Supported programming languages: Go, Java, Node.js, PHP, Python, Ruby, Swift

Powered by the same open source core as PCF, IBM's PaaS offering pairs Cloud Foundry with IBM's own extensive suite of cloud services, and while it is lacking in support for Windows-based languages, like .NET and C#, it is a powerful platform backed by a widely accepted open source PaaS platform.

IBM Cloud Foundry is also the only service on this list that offers native support for the Swift programming language, in addition to other popular programming languages, and container support. It's a fault-tolerant platform that facilitates the development of applications as stateless processes, enabling both horizontal and vertical scaling with minimal overhead.

While IBM Cloud Foundry is a suitable PaaS option on its own, its true power stems from streamlined access to IBM's Watson AI. From natural language processing to object recognition support, integration with Watson APIs gives organizations the ability to add AI functions to their applications with no additional infrastructure.

Jelastic

Cost: Variable

License: Commercial

Market: Startup / SMB / Enterprise

Supported programming languages: .NET, Java, Node.js, PHP, Python, Ruby

Jelastic is one of the more unique PaaS tools that is fit for deployment to any cloud provider, or even locally, rather than its own infrastructure.
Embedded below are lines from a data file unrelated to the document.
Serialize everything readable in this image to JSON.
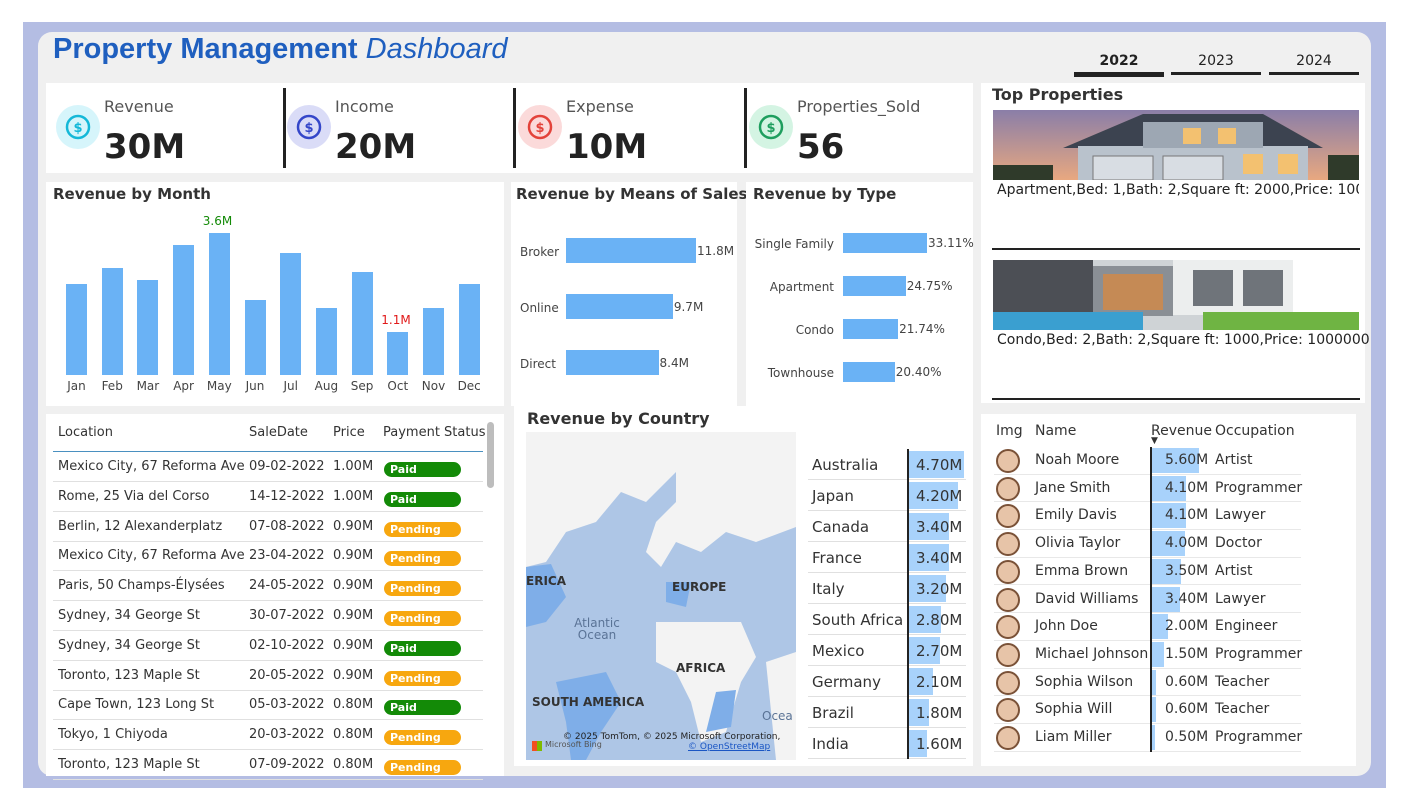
{
  "header": {
    "title_bold": "Property Management",
    "title_italic": "Dashboard"
  },
  "years": [
    {
      "label": "2022",
      "active": true
    },
    {
      "label": "2023",
      "active": false
    },
    {
      "label": "2024",
      "active": false
    }
  ],
  "kpis": [
    {
      "label": "Revenue",
      "value": "30M",
      "icon": "hand-money-icon",
      "color": "#14b8d8",
      "bg": "#d6f5fb"
    },
    {
      "label": "Income",
      "value": "20M",
      "icon": "income-coin-icon",
      "color": "#3446c9",
      "bg": "#dadcf7"
    },
    {
      "label": "Expense",
      "value": "10M",
      "icon": "expense-coin-icon",
      "color": "#e3423a",
      "bg": "#fbdada"
    },
    {
      "label": "Properties_Sold",
      "value": "56",
      "icon": "hand-house-icon",
      "color": "#1e9e5e",
      "bg": "#d4f4e3"
    }
  ],
  "revenue_by_month": {
    "title": "Revenue by Month",
    "max_label": "3.6M",
    "min_label": "1.1M"
  },
  "means_of_sales": {
    "title": "Revenue by Means of Sales"
  },
  "by_type": {
    "title": "Revenue by Type"
  },
  "top_properties": {
    "title": "Top Properties",
    "items": [
      {
        "caption": "Apartment,Bed: 1,Bath: 2,Square ft: 2000,Price: 100000"
      },
      {
        "caption": "Condo,Bed: 2,Bath: 2,Square ft: 1000,Price: 1000000"
      }
    ]
  },
  "sales_table": {
    "columns": [
      "Location",
      "SaleDate",
      "Price",
      "Payment Status"
    ],
    "rows": [
      [
        "Mexico City, 67 Reforma Ave",
        "09-02-2022",
        "1.00M",
        "Paid"
      ],
      [
        "Rome, 25 Via del Corso",
        "14-12-2022",
        "1.00M",
        "Paid"
      ],
      [
        "Berlin, 12 Alexanderplatz",
        "07-08-2022",
        "0.90M",
        "Pending"
      ],
      [
        "Mexico City, 67 Reforma Ave",
        "23-04-2022",
        "0.90M",
        "Pending"
      ],
      [
        "Paris, 50 Champs-Élysées",
        "24-05-2022",
        "0.90M",
        "Pending"
      ],
      [
        "Sydney, 34 George St",
        "30-07-2022",
        "0.90M",
        "Pending"
      ],
      [
        "Sydney, 34 George St",
        "02-10-2022",
        "0.90M",
        "Paid"
      ],
      [
        "Toronto, 123 Maple St",
        "20-05-2022",
        "0.90M",
        "Pending"
      ],
      [
        "Cape Town, 123 Long St",
        "05-03-2022",
        "0.80M",
        "Paid"
      ],
      [
        "Tokyo, 1 Chiyoda",
        "20-03-2022",
        "0.80M",
        "Pending"
      ],
      [
        "Toronto, 123 Maple St",
        "07-09-2022",
        "0.80M",
        "Pending"
      ]
    ],
    "status_colors": {
      "Paid": "#138a07",
      "Pending": "#f7a70f"
    }
  },
  "country": {
    "title": "Revenue by Country",
    "map_labels": [
      "ERICA",
      "EUROPE",
      "Atlantic Ocean",
      "AFRICA",
      "SOUTH AMERICA",
      "Ocea"
    ],
    "attribution": "© 2025 TomTom, © 2025 Microsoft Corporation,",
    "osm": "© OpenStreetMap",
    "bing": "Microsoft Bing"
  },
  "people": {
    "columns": [
      "Img",
      "Name",
      "Revenue",
      "Occupation"
    ],
    "rows": [
      {
        "name": "Noah Moore",
        "revenue": 5.6,
        "revenue_label": "5.60M",
        "occupation": "Artist"
      },
      {
        "name": "Jane Smith",
        "revenue": 4.1,
        "revenue_label": "4.10M",
        "occupation": "Programmer"
      },
      {
        "name": "Emily Davis",
        "revenue": 4.1,
        "revenue_label": "4.10M",
        "occupation": "Lawyer"
      },
      {
        "name": "Olivia Taylor",
        "revenue": 4.0,
        "revenue_label": "4.00M",
        "occupation": "Doctor"
      },
      {
        "name": "Emma Brown",
        "revenue": 3.5,
        "revenue_label": "3.50M",
        "occupation": "Artist"
      },
      {
        "name": "David Williams",
        "revenue": 3.4,
        "revenue_label": "3.40M",
        "occupation": "Lawyer"
      },
      {
        "name": "John Doe",
        "revenue": 2.0,
        "revenue_label": "2.00M",
        "occupation": "Engineer"
      },
      {
        "name": "Michael Johnson",
        "revenue": 1.5,
        "revenue_label": "1.50M",
        "occupation": "Programmer"
      },
      {
        "name": "Sophia Wilson",
        "revenue": 0.6,
        "revenue_label": "0.60M",
        "occupation": "Teacher"
      },
      {
        "name": "Sophia Will",
        "revenue": 0.6,
        "revenue_label": "0.60M",
        "occupation": "Teacher"
      },
      {
        "name": "Liam Miller",
        "revenue": 0.5,
        "revenue_label": "0.50M",
        "occupation": "Programmer"
      }
    ]
  },
  "chart_data": [
    {
      "type": "bar",
      "title": "Revenue by Month",
      "categories": [
        "Jan",
        "Feb",
        "Mar",
        "Apr",
        "May",
        "Jun",
        "Jul",
        "Aug",
        "Sep",
        "Oct",
        "Nov",
        "Dec"
      ],
      "values": [
        2.3,
        2.7,
        2.4,
        3.3,
        3.6,
        1.9,
        3.1,
        1.7,
        2.6,
        1.1,
        1.7,
        2.3
      ],
      "data_labels": {
        "4": "3.6M",
        "9": "1.1M"
      },
      "ylim": [
        0,
        3.8
      ]
    },
    {
      "type": "bar",
      "title": "Revenue by Means of Sales",
      "categories": [
        "Broker",
        "Online",
        "Direct"
      ],
      "values": [
        11.8,
        9.7,
        8.4
      ],
      "labels": [
        "11.8M",
        "9.7M",
        "8.4M"
      ]
    },
    {
      "type": "bar",
      "title": "Revenue by Type",
      "categories": [
        "Single Family",
        "Apartment",
        "Condo",
        "Townhouse"
      ],
      "values": [
        33.11,
        24.75,
        21.74,
        20.4
      ],
      "labels": [
        "33.11%",
        "24.75%",
        "21.74%",
        "20.40%"
      ]
    },
    {
      "type": "bar",
      "title": "Revenue by Country",
      "categories": [
        "Australia",
        "Japan",
        "Canada",
        "France",
        "Italy",
        "South Africa",
        "Mexico",
        "Germany",
        "Brazil",
        "India"
      ],
      "values": [
        4.7,
        4.2,
        3.4,
        3.4,
        3.2,
        2.8,
        2.7,
        2.1,
        1.8,
        1.6
      ],
      "labels": [
        "4.70M",
        "4.20M",
        "3.40M",
        "3.40M",
        "3.20M",
        "2.80M",
        "2.70M",
        "2.10M",
        "1.80M",
        "1.60M"
      ]
    }
  ]
}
This means that Jelastic is particularly resistant to vendor lock-in, enabling failure-resistant deployments across providers and regions without a single-platform bottleneck.

While Jelastic is cloud provider-agnostic, the list of available hosting partners is far from all-inclusive. This may be a particularly challenging roadblock if a preferred vendor is not available.

With an intuitive UI and a powerful command-line utility, deploying to one cloud or many is a straightforward and scalable process, and while Jelastic is built for organizations of all sizes, it is an especially powerful platform for startups and smaller organizations that are looking to diversify their hosting options.

Editor's note

With extensive research into the PaaS market, TechTarget editors have focused this series of articles on public cloud-based PaaS environments for application development. Our research included Gartner, Forrester and TechTarget surveys.

This was last published in July 2018

Join the conversation

1 comment

Send me notifications when other members comment.

Please create a username to comment.

Which PaaS provider did your company choose, and why?
Cancel

-ADS BY GOOGLE

SearchServerVirtualization

SearchVMware

SearchVirtualDesktop

SearchAWS

SearchDataCenter

SearchWindowsServer

SearchCRM

Close